## TASK DESCRIPTION
For the word "watermark", determine how many lines of the entries below contain it, and give only that number.

## INFORMATION PROVIDED
____

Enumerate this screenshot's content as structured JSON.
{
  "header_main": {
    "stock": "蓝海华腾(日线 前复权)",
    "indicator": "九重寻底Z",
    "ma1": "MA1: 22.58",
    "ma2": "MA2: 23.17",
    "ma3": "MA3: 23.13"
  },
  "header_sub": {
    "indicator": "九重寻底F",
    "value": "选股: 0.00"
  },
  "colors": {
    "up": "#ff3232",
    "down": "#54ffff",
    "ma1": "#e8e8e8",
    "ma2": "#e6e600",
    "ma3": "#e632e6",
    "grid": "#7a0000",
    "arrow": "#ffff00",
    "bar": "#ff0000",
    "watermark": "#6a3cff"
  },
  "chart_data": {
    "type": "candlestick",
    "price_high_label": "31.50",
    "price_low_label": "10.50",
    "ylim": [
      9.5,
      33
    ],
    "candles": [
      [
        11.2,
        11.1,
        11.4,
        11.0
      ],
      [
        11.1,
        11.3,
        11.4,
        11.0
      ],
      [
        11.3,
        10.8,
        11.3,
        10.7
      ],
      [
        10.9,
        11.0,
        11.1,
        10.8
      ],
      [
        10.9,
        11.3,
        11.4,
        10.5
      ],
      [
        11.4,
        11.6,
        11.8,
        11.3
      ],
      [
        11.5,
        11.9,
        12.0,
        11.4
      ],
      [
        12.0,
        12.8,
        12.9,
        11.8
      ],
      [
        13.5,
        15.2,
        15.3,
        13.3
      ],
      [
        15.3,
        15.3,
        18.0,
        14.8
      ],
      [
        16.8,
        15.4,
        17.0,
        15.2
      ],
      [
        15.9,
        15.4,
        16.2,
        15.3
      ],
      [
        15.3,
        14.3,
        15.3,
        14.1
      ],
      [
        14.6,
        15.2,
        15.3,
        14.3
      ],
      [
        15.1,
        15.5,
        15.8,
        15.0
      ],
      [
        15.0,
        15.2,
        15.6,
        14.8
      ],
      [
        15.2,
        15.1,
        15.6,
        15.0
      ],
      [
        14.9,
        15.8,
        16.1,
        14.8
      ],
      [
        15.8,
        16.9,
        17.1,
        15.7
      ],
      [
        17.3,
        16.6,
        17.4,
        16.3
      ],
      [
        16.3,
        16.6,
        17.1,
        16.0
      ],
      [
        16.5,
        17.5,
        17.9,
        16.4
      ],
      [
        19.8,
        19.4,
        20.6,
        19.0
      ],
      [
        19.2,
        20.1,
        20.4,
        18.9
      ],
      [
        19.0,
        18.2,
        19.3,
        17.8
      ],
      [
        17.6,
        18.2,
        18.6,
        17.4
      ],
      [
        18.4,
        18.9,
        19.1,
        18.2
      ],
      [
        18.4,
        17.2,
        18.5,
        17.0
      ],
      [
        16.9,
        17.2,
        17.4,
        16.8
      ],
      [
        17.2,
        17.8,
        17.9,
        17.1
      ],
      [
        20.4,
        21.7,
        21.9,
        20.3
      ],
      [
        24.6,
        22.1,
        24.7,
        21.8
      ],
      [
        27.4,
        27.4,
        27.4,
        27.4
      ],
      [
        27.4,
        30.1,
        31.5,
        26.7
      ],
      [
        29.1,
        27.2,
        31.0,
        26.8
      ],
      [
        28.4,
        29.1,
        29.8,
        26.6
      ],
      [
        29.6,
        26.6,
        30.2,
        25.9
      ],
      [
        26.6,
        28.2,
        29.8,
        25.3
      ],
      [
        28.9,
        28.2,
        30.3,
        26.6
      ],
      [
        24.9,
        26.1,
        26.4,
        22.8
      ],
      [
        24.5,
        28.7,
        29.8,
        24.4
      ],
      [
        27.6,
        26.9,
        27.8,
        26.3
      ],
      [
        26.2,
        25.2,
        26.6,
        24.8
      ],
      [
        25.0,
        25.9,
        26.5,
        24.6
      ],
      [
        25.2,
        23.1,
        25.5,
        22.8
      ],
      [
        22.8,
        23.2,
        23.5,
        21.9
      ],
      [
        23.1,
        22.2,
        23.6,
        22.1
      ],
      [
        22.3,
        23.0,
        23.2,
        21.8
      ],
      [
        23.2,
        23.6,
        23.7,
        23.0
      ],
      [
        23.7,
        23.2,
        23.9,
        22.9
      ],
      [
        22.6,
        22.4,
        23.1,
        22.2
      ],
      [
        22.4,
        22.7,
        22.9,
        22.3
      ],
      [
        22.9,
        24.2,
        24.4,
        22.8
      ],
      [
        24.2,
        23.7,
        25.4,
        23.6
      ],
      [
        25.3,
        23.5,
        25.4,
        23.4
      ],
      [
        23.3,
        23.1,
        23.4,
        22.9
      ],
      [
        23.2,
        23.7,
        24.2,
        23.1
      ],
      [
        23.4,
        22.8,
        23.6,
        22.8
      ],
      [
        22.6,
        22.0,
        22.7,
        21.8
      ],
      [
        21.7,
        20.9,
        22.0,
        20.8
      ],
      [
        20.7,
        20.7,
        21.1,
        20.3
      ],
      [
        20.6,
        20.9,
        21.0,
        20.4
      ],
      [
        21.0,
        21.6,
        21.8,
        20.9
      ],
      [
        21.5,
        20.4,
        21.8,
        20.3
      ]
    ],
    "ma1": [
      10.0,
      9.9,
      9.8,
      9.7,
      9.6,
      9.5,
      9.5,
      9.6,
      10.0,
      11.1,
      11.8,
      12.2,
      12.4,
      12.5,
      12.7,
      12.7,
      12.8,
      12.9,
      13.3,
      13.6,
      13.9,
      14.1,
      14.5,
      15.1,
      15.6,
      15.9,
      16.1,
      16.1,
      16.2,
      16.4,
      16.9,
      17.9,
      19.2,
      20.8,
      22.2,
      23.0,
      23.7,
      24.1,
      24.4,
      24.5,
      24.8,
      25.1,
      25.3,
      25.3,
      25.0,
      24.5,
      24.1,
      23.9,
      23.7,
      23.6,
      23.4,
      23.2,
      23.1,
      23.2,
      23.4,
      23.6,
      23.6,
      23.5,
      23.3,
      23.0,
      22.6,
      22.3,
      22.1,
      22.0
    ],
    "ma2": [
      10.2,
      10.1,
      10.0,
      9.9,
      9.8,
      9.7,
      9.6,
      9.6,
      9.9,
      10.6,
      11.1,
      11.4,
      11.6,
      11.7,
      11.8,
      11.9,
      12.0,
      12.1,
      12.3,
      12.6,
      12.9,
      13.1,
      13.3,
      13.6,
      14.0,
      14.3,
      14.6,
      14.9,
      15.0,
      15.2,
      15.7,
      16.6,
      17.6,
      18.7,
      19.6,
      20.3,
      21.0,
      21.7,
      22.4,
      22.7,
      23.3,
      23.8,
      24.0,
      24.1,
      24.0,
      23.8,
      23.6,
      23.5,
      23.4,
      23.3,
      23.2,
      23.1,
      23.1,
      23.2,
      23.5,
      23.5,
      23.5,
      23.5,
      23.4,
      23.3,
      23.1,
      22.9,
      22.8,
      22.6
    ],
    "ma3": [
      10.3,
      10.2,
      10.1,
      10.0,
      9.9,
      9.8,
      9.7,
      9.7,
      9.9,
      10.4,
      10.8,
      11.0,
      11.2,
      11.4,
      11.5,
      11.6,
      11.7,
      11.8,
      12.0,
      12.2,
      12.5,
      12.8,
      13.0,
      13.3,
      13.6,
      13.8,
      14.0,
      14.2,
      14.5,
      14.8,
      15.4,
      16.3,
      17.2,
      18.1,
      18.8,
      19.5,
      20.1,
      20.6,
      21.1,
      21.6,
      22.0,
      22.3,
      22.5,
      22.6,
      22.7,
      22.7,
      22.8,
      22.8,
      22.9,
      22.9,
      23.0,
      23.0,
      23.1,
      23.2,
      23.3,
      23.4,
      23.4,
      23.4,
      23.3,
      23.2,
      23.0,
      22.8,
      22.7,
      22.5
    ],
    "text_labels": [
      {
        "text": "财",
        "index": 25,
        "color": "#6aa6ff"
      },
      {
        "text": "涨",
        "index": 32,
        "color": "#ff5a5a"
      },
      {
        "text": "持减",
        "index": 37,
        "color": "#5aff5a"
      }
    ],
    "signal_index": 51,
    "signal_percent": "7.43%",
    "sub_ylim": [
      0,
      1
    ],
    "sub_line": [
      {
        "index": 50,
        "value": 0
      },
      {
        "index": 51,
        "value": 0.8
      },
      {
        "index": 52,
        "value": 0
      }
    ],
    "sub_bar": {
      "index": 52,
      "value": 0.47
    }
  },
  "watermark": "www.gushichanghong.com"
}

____

## ANSWER TO THIS TASK
2